- [Work to be completed]: Report each line of the entries below that has the word "header" in it.
"""
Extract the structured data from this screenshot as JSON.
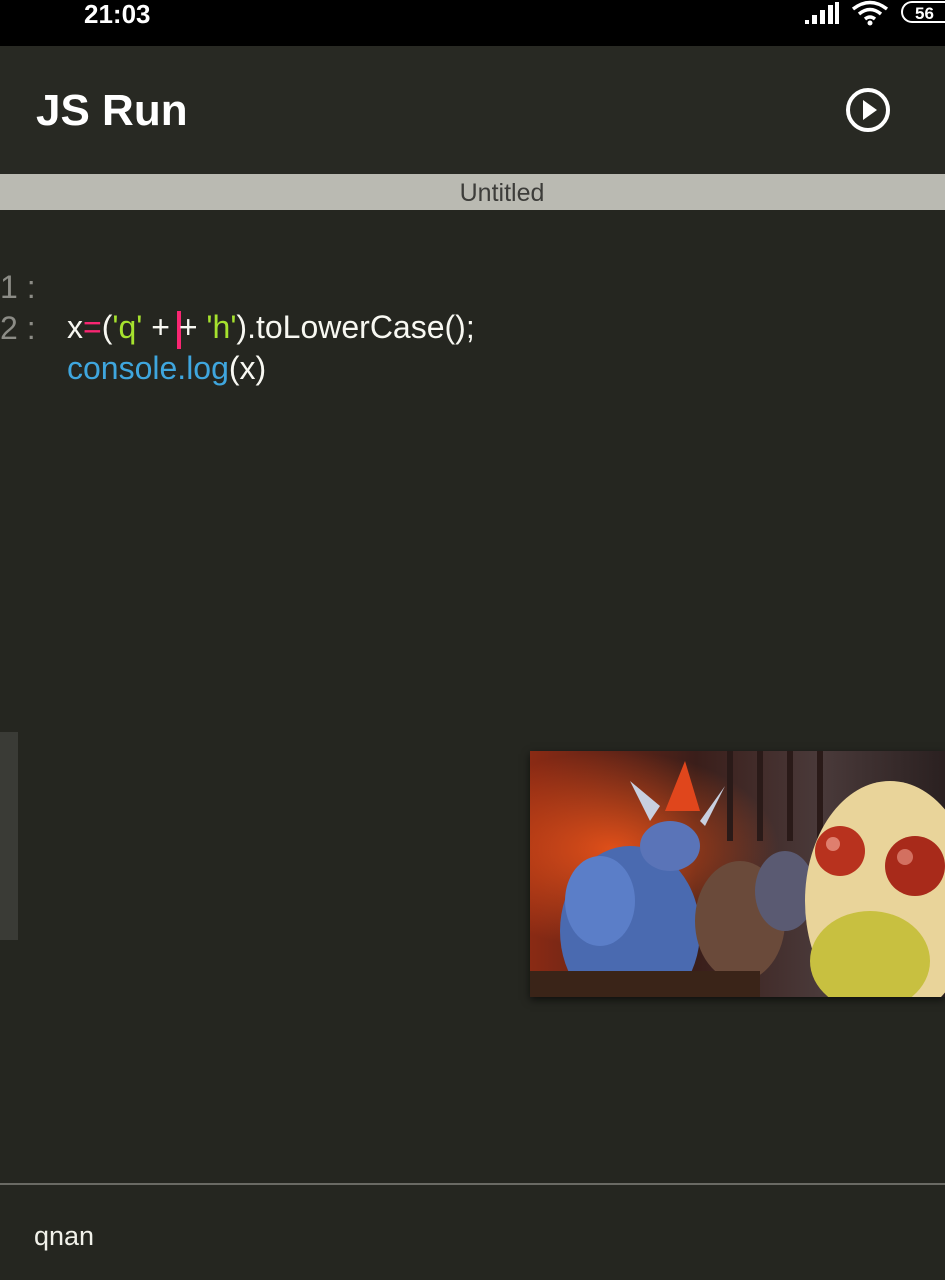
{
  "status_bar": {
    "time": "21:03",
    "battery_level": "56",
    "icons": [
      "signal-icon",
      "wifi-icon",
      "battery-icon"
    ]
  },
  "app_bar": {
    "title": "JS Run",
    "run_icon": "play-circle-icon"
  },
  "tabs": [
    {
      "label": "Untitled",
      "active": true
    }
  ],
  "editor": {
    "lines": [
      {
        "number": "1 :",
        "text": "x=('q' + + 'h').toLowerCase();"
      },
      {
        "number": "2 :",
        "text": "console.log(x)"
      }
    ],
    "cursor_line": 1
  },
  "console": {
    "output": "qnan"
  },
  "colors": {
    "background": "#252620",
    "keyword_red": "#f92672",
    "string_green": "#a6e22e",
    "function_blue": "#3fa6de",
    "tab_strip": "#babab2"
  },
  "overlay": {
    "type": "picture-in-picture video",
    "content": "game-scene-thumbnail"
  }
}
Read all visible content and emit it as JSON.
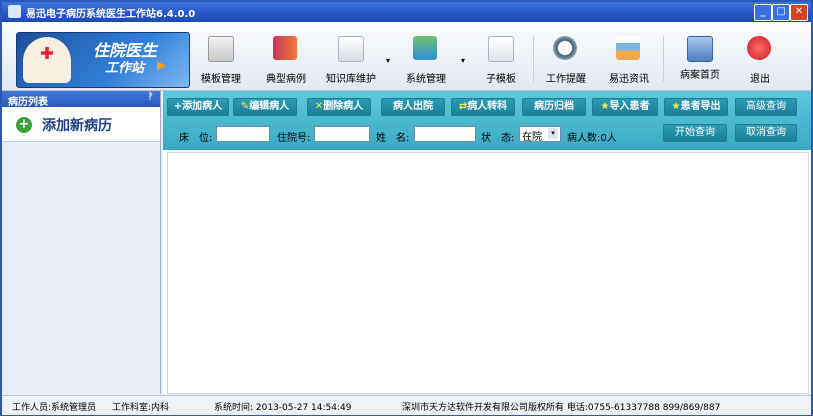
{
  "window": {
    "title": "易迅电子病历系统医生工作站6.4.0.0",
    "min": "_",
    "max": "□",
    "close": "✕"
  },
  "logo": {
    "line1": "住院医生",
    "line2": "工作站",
    "arrow": "▶"
  },
  "toolbar": {
    "template_mgmt": "模板管理",
    "typical_cases": "典型病例",
    "knowledge_base": "知识库维护",
    "system_mgmt": "系统管理",
    "sub_template": "子模板",
    "work_reminder": "工作提醒",
    "yixun_news": "易迅资讯",
    "record_home": "病案首页",
    "exit": "退出",
    "dropdown_mark": "▾"
  },
  "left_panel": {
    "header": "病历列表",
    "pin": "ᚹ",
    "add_new": "添加新病历",
    "plus": "+"
  },
  "actions": {
    "add_patient": "+添加病人",
    "edit_patient": "编辑病人",
    "delete_patient": "删除病人",
    "discharge": "病人出院",
    "transfer": "病人转科",
    "archive": "病历归档",
    "import_patient": "导入患者",
    "export_patient": "患者导出",
    "advanced_query": "高级查询",
    "start_query": "开始查询",
    "cancel_query": "取消查询"
  },
  "filters": {
    "bed_label": "床　位:",
    "admission_label": "住院号:",
    "name_label": "姓　名:",
    "status_label": "状　态:",
    "status_value": "在院",
    "patient_count": "病人数:0人"
  },
  "status_bar": {
    "staff": "工作人员:系统管理员",
    "dept": "工作科室:内科",
    "system_time": "系统时间: 2013-05-27 14:54:49",
    "copyright": "深圳市天方达软件开发有限公司版权所有 电话:0755-61337788 899/869/887"
  },
  "colors": {
    "title_bar": "#2556c4",
    "action_bar": "#3aa9c4",
    "action_button": "#1c7f98"
  }
}
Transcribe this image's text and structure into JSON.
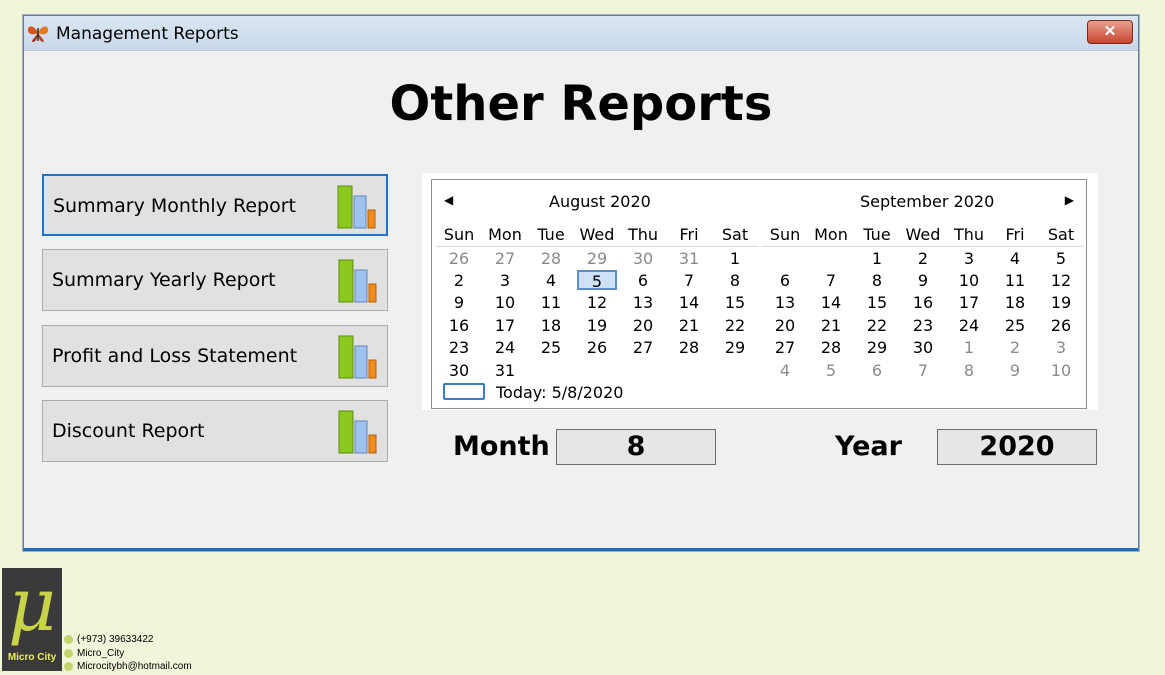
{
  "window": {
    "title": "Management Reports",
    "close_label": "✕"
  },
  "heading": "Other Reports",
  "report_buttons": [
    {
      "label": "Summary Monthly Report",
      "icon": "bar-chart-icon"
    },
    {
      "label": "Summary Yearly Report",
      "icon": "bar-chart-icon"
    },
    {
      "label": "Profit and Loss Statement",
      "icon": "bar-chart-icon"
    },
    {
      "label": "Discount Report",
      "icon": "bar-chart-icon"
    }
  ],
  "calendar": {
    "prev_arrow": "◀",
    "next_arrow": "▶",
    "months": [
      {
        "header": "August 2020",
        "days": [
          "Sun",
          "Mon",
          "Tue",
          "Wed",
          "Thu",
          "Fri",
          "Sat"
        ],
        "weeks": [
          [
            [
              "26",
              1
            ],
            [
              "27",
              1
            ],
            [
              "28",
              1
            ],
            [
              "29",
              1
            ],
            [
              "30",
              1
            ],
            [
              "31",
              1
            ],
            [
              "1",
              0
            ]
          ],
          [
            [
              "2",
              0
            ],
            [
              "3",
              0
            ],
            [
              "4",
              0
            ],
            [
              "5",
              2
            ],
            [
              "6",
              0
            ],
            [
              "7",
              0
            ],
            [
              "8",
              0
            ]
          ],
          [
            [
              "9",
              0
            ],
            [
              "10",
              0
            ],
            [
              "11",
              0
            ],
            [
              "12",
              0
            ],
            [
              "13",
              0
            ],
            [
              "14",
              0
            ],
            [
              "15",
              0
            ]
          ],
          [
            [
              "16",
              0
            ],
            [
              "17",
              0
            ],
            [
              "18",
              0
            ],
            [
              "19",
              0
            ],
            [
              "20",
              0
            ],
            [
              "21",
              0
            ],
            [
              "22",
              0
            ]
          ],
          [
            [
              "23",
              0
            ],
            [
              "24",
              0
            ],
            [
              "25",
              0
            ],
            [
              "26",
              0
            ],
            [
              "27",
              0
            ],
            [
              "28",
              0
            ],
            [
              "29",
              0
            ]
          ],
          [
            [
              "30",
              0
            ],
            [
              "31",
              0
            ],
            [
              "",
              0
            ],
            [
              "",
              0
            ],
            [
              "",
              0
            ],
            [
              "",
              0
            ],
            [
              "",
              0
            ]
          ]
        ]
      },
      {
        "header": "September 2020",
        "days": [
          "Sun",
          "Mon",
          "Tue",
          "Wed",
          "Thu",
          "Fri",
          "Sat"
        ],
        "weeks": [
          [
            [
              "",
              0
            ],
            [
              "",
              0
            ],
            [
              "1",
              0
            ],
            [
              "2",
              0
            ],
            [
              "3",
              0
            ],
            [
              "4",
              0
            ],
            [
              "5",
              0
            ]
          ],
          [
            [
              "6",
              0
            ],
            [
              "7",
              0
            ],
            [
              "8",
              0
            ],
            [
              "9",
              0
            ],
            [
              "10",
              0
            ],
            [
              "11",
              0
            ],
            [
              "12",
              0
            ]
          ],
          [
            [
              "13",
              0
            ],
            [
              "14",
              0
            ],
            [
              "15",
              0
            ],
            [
              "16",
              0
            ],
            [
              "17",
              0
            ],
            [
              "18",
              0
            ],
            [
              "19",
              0
            ]
          ],
          [
            [
              "20",
              0
            ],
            [
              "21",
              0
            ],
            [
              "22",
              0
            ],
            [
              "23",
              0
            ],
            [
              "24",
              0
            ],
            [
              "25",
              0
            ],
            [
              "26",
              0
            ]
          ],
          [
            [
              "27",
              0
            ],
            [
              "28",
              0
            ],
            [
              "29",
              0
            ],
            [
              "30",
              0
            ],
            [
              "1",
              1
            ],
            [
              "2",
              1
            ],
            [
              "3",
              1
            ]
          ],
          [
            [
              "4",
              1
            ],
            [
              "5",
              1
            ],
            [
              "6",
              1
            ],
            [
              "7",
              1
            ],
            [
              "8",
              1
            ],
            [
              "9",
              1
            ],
            [
              "10",
              1
            ]
          ]
        ]
      }
    ],
    "today_label": "Today: 5/8/2020"
  },
  "fields": {
    "month_label": "Month",
    "month_value": "8",
    "year_label": "Year",
    "year_value": "2020"
  },
  "branding": {
    "logo_glyph": "μ",
    "logo_name": "Micro City",
    "phone": "(+973) 39633422",
    "handle": "Micro_City",
    "email": "Microcitybh@hotmail.com"
  }
}
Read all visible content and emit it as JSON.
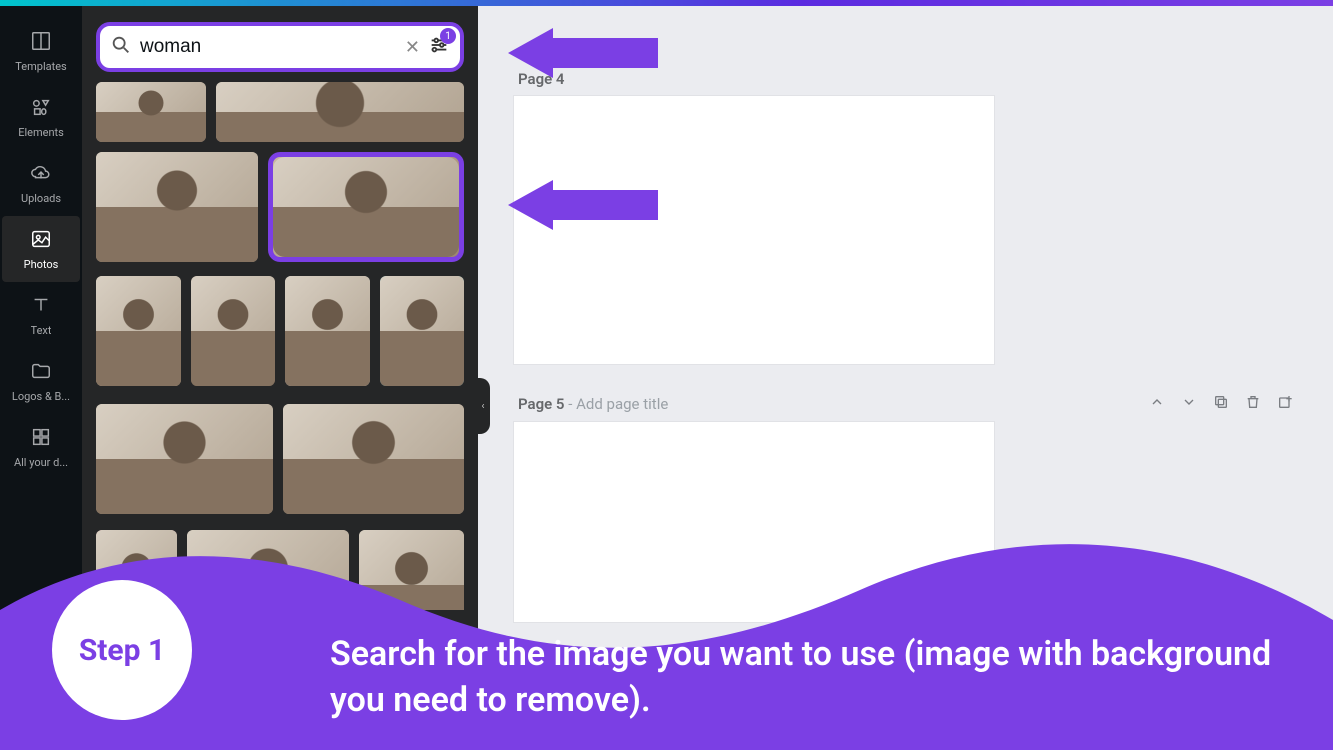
{
  "sidebar": {
    "items": [
      {
        "label": "Templates",
        "icon": "templates"
      },
      {
        "label": "Elements",
        "icon": "elements"
      },
      {
        "label": "Uploads",
        "icon": "uploads"
      },
      {
        "label": "Photos",
        "icon": "photos"
      },
      {
        "label": "Text",
        "icon": "text"
      },
      {
        "label": "Logos & B...",
        "icon": "folder"
      },
      {
        "label": "All your d...",
        "icon": "grid"
      }
    ],
    "active_index": 3
  },
  "search": {
    "value": "woman",
    "filter_badge": "1"
  },
  "photo_results": {
    "row1": [
      {
        "w": "30%"
      },
      {
        "w": "68%"
      }
    ],
    "row2": [
      {
        "w": "44%"
      },
      {
        "w": "54%",
        "selected": true
      }
    ],
    "row3": [
      {
        "w": "25%"
      },
      {
        "w": "23%"
      },
      {
        "w": "22%"
      },
      {
        "w": "22%"
      }
    ],
    "row4": [
      {
        "w": "48%"
      },
      {
        "w": "50%"
      }
    ],
    "row5": [
      {
        "w": "22%"
      },
      {
        "w": "44%"
      },
      {
        "w": "30%"
      }
    ]
  },
  "pages": {
    "page4": {
      "label": "Page 4"
    },
    "page5": {
      "label": "Page 5",
      "placeholder": "Add page title"
    }
  },
  "tutorial": {
    "step_label": "Step 1",
    "instruction": "Search for the image you want to use (image with background you need to remove)."
  },
  "colors": {
    "accent": "#7b3fe4"
  }
}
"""
- [Written response]:
    "header": "病历列表",
        "header": "August 2020",
        "header": "September 2020",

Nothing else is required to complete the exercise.